Reasonable policies are needed to manage student loans, says a signed article in Modern Express News. An excerpt follows:
Several students at universities in Chongqing and Guangzhou could not get official certificates for their higher education six or seven years after they left because they did not pay back student loans before graduating.
The student loans were issued under the state guidelines to assist students from low-income families to gain equal access to college education.
The students applied for the loans for tuition and living expenses on campus because their families could not afford these costs.
Besides learning, the students might take on some part-time work. The minor income from these jobs would cover food, clothing and daily necessities, but there is little chance of these students making enough money to pay back their debts before they finish university.
It is therefore both fair and reasonable to ask them to pay back the loans when they find a job and get a steady income.

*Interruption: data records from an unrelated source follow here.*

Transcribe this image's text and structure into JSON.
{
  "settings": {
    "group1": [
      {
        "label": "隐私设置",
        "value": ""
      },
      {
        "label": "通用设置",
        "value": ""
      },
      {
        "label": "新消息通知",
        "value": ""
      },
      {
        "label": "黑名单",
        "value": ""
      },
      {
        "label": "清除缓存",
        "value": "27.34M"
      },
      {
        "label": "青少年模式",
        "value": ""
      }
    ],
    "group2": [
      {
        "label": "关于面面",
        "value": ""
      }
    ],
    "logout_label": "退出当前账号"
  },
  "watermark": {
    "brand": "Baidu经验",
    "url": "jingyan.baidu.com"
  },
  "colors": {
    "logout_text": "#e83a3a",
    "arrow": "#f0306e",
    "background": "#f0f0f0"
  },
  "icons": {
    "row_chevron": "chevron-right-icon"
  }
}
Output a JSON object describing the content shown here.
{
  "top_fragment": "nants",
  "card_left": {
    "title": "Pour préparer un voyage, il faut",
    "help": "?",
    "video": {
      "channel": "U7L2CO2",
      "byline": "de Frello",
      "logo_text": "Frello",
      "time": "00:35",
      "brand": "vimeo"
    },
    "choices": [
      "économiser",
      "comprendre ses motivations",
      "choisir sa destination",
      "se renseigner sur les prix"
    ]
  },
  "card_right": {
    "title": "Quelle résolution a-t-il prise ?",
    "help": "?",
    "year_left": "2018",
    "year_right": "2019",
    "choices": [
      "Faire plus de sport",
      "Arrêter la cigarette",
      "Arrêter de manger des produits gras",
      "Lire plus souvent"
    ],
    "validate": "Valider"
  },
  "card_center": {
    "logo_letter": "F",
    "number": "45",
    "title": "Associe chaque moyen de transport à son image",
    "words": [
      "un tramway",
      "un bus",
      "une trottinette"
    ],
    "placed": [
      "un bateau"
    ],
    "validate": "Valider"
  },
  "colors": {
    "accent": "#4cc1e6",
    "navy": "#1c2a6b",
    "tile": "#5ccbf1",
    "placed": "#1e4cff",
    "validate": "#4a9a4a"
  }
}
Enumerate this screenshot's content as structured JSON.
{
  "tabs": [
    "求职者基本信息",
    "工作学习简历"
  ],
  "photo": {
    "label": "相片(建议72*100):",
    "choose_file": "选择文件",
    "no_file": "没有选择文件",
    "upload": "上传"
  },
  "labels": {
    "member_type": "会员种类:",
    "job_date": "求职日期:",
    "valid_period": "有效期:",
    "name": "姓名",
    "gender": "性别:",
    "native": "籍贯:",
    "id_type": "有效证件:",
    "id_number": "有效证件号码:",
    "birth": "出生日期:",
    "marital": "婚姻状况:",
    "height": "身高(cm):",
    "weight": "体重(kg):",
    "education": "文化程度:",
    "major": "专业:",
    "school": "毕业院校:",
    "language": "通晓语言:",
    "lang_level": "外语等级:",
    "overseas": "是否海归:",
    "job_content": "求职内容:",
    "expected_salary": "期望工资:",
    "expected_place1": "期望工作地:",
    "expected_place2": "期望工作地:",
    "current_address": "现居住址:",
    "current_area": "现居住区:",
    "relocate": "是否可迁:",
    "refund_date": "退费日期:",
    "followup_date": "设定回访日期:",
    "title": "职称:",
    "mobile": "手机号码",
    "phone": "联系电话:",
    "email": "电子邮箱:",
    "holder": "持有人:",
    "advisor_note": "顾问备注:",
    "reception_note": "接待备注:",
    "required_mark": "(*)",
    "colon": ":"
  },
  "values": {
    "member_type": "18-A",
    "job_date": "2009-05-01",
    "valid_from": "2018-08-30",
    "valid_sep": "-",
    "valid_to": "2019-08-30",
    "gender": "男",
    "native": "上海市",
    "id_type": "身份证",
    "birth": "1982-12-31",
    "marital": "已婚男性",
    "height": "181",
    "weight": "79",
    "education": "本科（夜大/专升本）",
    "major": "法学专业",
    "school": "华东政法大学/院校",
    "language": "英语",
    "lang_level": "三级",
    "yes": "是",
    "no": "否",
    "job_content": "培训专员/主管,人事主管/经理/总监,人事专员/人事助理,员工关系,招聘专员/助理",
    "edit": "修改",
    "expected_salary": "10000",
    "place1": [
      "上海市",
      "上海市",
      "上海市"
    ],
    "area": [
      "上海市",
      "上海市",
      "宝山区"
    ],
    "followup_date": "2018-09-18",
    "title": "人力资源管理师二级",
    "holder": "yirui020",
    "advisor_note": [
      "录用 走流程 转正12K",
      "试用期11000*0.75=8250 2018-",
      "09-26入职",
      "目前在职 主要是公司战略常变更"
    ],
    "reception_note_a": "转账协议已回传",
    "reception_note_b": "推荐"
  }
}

When universities refuse to give students their diplomas because they have not paid back bank loans, the students have more trouble finding a job and earning money to clear their debts.
Student loans are not unique to China. Other countries offer plentiful experiences for us to learn from to settle problems involved in the process.
US students borrowing money for university education usually have 10 years to pay back their loans starting from six months after graduation. Repayment can be suspended if graduates are unable to find a job or get sick.
Admittedly, banks need to take back the money, and universities need to pressure students to pay back their loans on time. But students do not have enough money to repay loans when they are finding it difficult to get a steady income because they do not have their diplomas. This situation embarrasses all of them.
If the policy-makers can work out more considerate measures in managing student loans, the situation will be fixed.
(China Daily November 22, 2006)